It all makes more sense now - but when I was four years old, my dad used to record me singing covers of 90s hits, and make cassettes for me, and I would the do little album covers for myself in colored pencil. Fast-forward almost 30 years ago and I’m still in love with music and album covers, the only thing that’s changed is the technique, and we’re back to vinyl instead of cassette.
Is there such a thing as seeing too many colours at once? Don’t really think so. My design is all about putting simple elements, colours and shapes together to ‘spark joy’, and create this sweet spot between balance, composition, harmony and just a bit of irregularity and excitement that will make you stop scrolling and feel like you’ve seen something new in the sea of Instagram ads and friends’ travel photos.
Many years ago I submitted some of my old works to then-famous blog Form Fifty Five (now Made by Folk) and unlike a lot of the curators that never responded to students - they sent me a negative response with some really valuable feedback - ‘your work is really good but it doesn’t seem like you have your own style, it all seems disconnected’. And although it would have been easier to just feel bad about it or dismiss it, it took me months to really dig into what it meant and act upon it, but — finally — I got it. I think generally a lot of times as young designers we try to be so ‘different’ and unique that we forgot the essential elements of what it means to be a designer - to tell stories with each creative and just be yourself. So this experience really made me focus on developing my own expression and style, and in a short time I started getting so much more great feedback and recognition just by being true to myself, that I ended up just adopting this formula, and now hopefully each piece of design I make is recognizable and real.

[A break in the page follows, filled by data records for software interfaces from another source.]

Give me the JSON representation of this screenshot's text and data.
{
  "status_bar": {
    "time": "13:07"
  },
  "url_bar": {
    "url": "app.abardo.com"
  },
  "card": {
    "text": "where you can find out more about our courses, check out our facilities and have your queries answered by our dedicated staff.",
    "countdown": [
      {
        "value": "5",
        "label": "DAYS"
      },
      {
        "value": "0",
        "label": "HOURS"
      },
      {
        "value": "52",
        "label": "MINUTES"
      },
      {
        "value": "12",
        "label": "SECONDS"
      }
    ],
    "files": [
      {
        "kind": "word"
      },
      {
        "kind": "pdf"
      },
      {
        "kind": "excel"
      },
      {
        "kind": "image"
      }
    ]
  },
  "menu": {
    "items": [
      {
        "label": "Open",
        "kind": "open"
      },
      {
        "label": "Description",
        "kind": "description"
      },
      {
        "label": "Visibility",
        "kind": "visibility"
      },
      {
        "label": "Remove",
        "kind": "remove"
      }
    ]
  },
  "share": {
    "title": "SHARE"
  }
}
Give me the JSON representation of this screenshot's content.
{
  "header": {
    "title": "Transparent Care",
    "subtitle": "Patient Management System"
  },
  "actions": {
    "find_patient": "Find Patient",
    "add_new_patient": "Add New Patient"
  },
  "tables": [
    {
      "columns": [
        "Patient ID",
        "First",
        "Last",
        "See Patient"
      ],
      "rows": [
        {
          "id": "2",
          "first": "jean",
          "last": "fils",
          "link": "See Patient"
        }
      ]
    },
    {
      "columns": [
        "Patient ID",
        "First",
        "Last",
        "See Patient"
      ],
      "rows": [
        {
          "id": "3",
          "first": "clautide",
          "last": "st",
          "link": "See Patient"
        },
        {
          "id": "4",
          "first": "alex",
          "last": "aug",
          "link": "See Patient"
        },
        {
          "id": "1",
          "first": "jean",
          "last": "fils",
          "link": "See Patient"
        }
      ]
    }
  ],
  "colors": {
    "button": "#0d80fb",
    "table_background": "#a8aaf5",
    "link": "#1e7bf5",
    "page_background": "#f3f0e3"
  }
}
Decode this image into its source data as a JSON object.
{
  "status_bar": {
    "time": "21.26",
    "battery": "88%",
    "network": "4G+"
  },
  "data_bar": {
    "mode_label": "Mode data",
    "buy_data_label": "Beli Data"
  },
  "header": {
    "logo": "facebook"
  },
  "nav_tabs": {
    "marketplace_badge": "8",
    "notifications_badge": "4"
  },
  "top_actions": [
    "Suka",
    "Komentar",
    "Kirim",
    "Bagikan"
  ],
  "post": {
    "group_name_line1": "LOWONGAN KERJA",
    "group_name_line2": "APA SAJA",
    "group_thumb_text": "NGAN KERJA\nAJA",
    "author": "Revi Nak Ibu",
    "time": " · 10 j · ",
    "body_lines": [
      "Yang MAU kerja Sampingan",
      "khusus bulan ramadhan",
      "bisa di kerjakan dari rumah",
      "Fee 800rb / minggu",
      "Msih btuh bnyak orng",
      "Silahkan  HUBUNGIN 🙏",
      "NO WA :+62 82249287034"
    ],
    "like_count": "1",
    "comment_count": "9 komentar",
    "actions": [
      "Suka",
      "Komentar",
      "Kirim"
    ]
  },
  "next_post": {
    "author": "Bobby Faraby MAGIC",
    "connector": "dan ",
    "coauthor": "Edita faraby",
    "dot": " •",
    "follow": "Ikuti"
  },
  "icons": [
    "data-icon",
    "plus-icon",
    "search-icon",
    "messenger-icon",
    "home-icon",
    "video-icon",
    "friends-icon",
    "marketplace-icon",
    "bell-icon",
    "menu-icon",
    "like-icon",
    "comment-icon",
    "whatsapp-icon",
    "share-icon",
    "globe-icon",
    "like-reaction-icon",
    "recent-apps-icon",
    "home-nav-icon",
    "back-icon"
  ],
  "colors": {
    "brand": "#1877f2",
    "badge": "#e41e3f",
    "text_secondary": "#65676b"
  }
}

Find what’s unique about you and build your portfolio around that. (Not an original concept) but design your portfolio based on the projects you want to be contacted for. If you want to do editorial design, create a self-initiated magazine project, and if your style is colourful and artistic don’t try to fit into some kind of mold just for the sake of getting a job in product design. Find out what’s your strength and talent, and be confident and enthusiastic about your work and what you bring to the table. At the end of the day, being yourself is the only thing you will always do flawlessly.
I think design nowadays is in the hands of the everyday people and we as designers are just the facilitators of all creative experiences. You absorb everything you see daily, from the environment to what society shows you, and put it out there as a visual interpretation. Whether it’s a piece of music, a political situation or a brand message. I definitely feel that my role is shifting from a pure creator to a ‘curator’. At the end of the day we’re not reinventing anything and whoever is the most updated, curious and reactive to the world we live in, wins.